This was a great success!
Our next workshop will start at the first week of January and will follow the same format. Convinced yet to host one? It’s easier than you think. Here’s the FAQ. If you are not convinced yet - please comment on this post, or email any of the core members. We are happy to chat.
What is GoBridge actually doing?
Support local Go communities, develop training materials, connect sponsors and organizers, and provide space for online groups. In 2016 there were about 50 workshops worldwide.
Who is behind GoBridge?
How is GoBridge different from other communities, like Women Who Go?
WWG are the women of the Go community and their allies. GoBridge is about advocating Go to people of diversity groups.
Can men attend the workshops?
If you are surprised from this question - you are not alone. Yet, we have seen this question several times. The answer is yes. People of all backgrounds, including all genders, not just women and men, are welcome, as both participants and instructors. Here’s our Code of Conduct.
What is the session format?
Meeting, usually every other week, and following the course outline and lots of independent work. You can also adjust this to your schedule, and offer a shorter or a longer workshop.
What is the Go for Complete Beginners course about
It starts with covering programming principles, going through the Go basics using the playground, and ends in having a web server that pings an API and displays the results. Here is the material.
Is Go a good language to start with?
While there is no consensus about Go being the best language for beginners, there is also no consensus it’s the worst. When you start learning with Go, there are no habits you need to unlearn, and proceeding to teaching advanced and needed subjects like concurrency and parallelism is fairly smooth.
What are the plans for 2017?
The newest addition to the material database is the course for complete beginners. This workshop, in addition to several other Go workshops will be taught in lot’s of events. See them all here.
What’s in it for me?
Learn about yourself and improve your communication skills. See what can you explain in a few words, where you need to improve, help bring up new gophers, meet people from your community, be a mentor, your organization skills, and get some karma.
Thank you for reading.

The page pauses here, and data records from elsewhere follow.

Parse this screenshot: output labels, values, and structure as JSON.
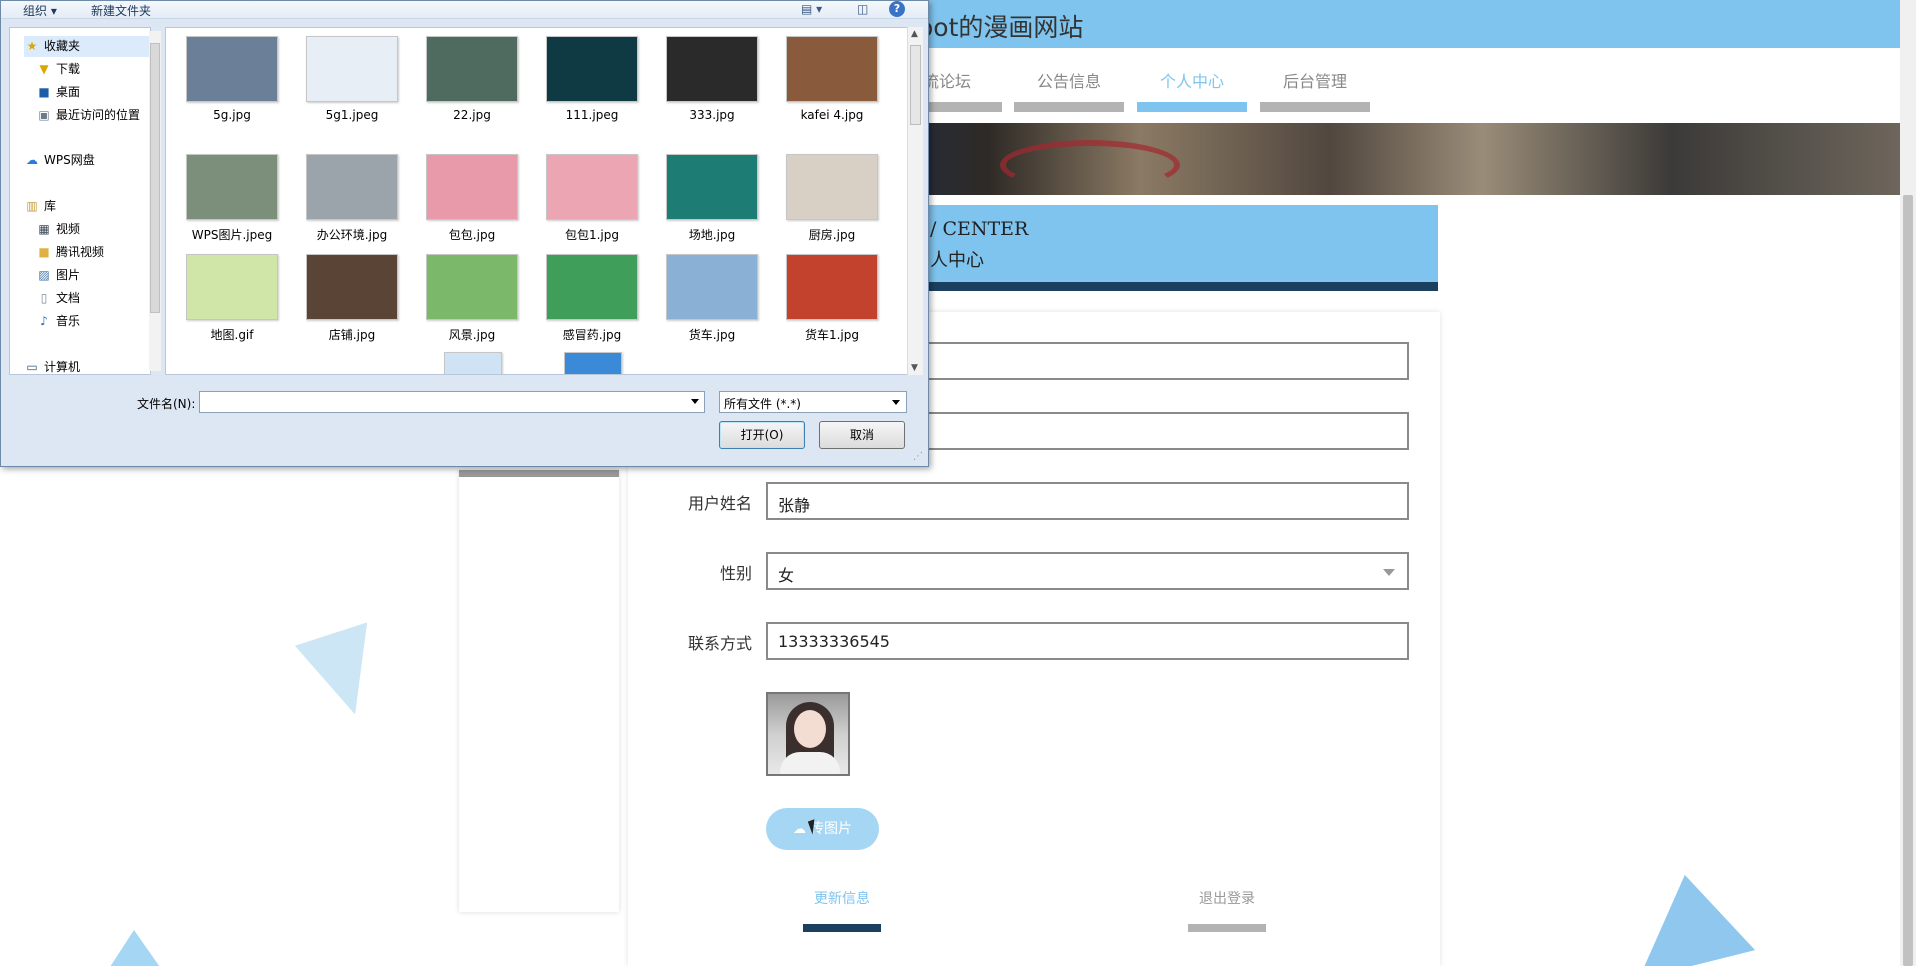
{
  "site": {
    "title": "oot的漫画网站",
    "nav": [
      {
        "label": "流论坛",
        "active": false
      },
      {
        "label": "公告信息",
        "active": false
      },
      {
        "label": "个人中心",
        "active": true
      },
      {
        "label": "后台管理",
        "active": false
      }
    ],
    "center_en": "/ CENTER",
    "center_cn": "人中心"
  },
  "form": {
    "name_label": "用户姓名",
    "name_value": "张静",
    "gender_label": "性别",
    "gender_value": "女",
    "phone_label": "联系方式",
    "phone_value": "13333336545",
    "upload_label": "传图片",
    "upload_icon": "cloud-upload-icon",
    "update_label": "更新信息",
    "logout_label": "退出登录"
  },
  "dialog": {
    "toolbar": {
      "organize": "组织 ▾",
      "new_folder": "新建文件夹",
      "help": "?"
    },
    "nav_items": [
      {
        "label": "收藏夹",
        "icon": "star-icon",
        "selected": true
      },
      {
        "label": "下载",
        "icon": "download-folder-icon"
      },
      {
        "label": "桌面",
        "icon": "desktop-icon"
      },
      {
        "label": "最近访问的位置",
        "icon": "recent-places-icon"
      },
      {
        "label": "WPS网盘",
        "icon": "cloud-icon"
      },
      {
        "label": "库",
        "icon": "library-icon"
      },
      {
        "label": "视频",
        "icon": "video-icon"
      },
      {
        "label": "腾讯视频",
        "icon": "folder-icon"
      },
      {
        "label": "图片",
        "icon": "pictures-icon"
      },
      {
        "label": "文档",
        "icon": "documents-icon"
      },
      {
        "label": "音乐",
        "icon": "music-icon"
      },
      {
        "label": "计算机",
        "icon": "computer-icon"
      }
    ],
    "files": [
      {
        "name": "5g.jpg",
        "color": "#6b7f99"
      },
      {
        "name": "5g1.jpeg",
        "color": "#e8eef6"
      },
      {
        "name": "22.jpg",
        "color": "#4f6a5e"
      },
      {
        "name": "111.jpeg",
        "color": "#0f3a44"
      },
      {
        "name": "333.jpg",
        "color": "#2a2a2a"
      },
      {
        "name": "kafei 4.jpg",
        "color": "#8a5a3c"
      },
      {
        "name": "WPS图片.jpeg",
        "color": "#7c8f7a"
      },
      {
        "name": "办公环境.jpg",
        "color": "#9aa4aa"
      },
      {
        "name": "包包.jpg",
        "color": "#e89aaa"
      },
      {
        "name": "包包1.jpg",
        "color": "#eca5b3"
      },
      {
        "name": "场地.jpg",
        "color": "#1d7c74"
      },
      {
        "name": "厨房.jpg",
        "color": "#d8d0c4"
      },
      {
        "name": "地图.gif",
        "color": "#cfe6a8"
      },
      {
        "name": "店铺.jpg",
        "color": "#5a4436"
      },
      {
        "name": "风景.jpg",
        "color": "#7cb86a"
      },
      {
        "name": "感冒药.jpg",
        "color": "#3e9e5a"
      },
      {
        "name": "货车.jpg",
        "color": "#8ab0d6"
      },
      {
        "name": "货车1.jpg",
        "color": "#c2422e"
      }
    ],
    "filename_label": "文件名(N):",
    "filename_value": "",
    "filetype_value": "所有文件 (*.*)",
    "open_label": "打开(O)",
    "cancel_label": "取消"
  }
}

If you would like to arrange a workshop in your city and need any sort of help, please ping: email@example.com or ping us on Gophers Slack at the #gobridge channel.
Wishing us all to be excellent to each other, and keep having a great and diverse community.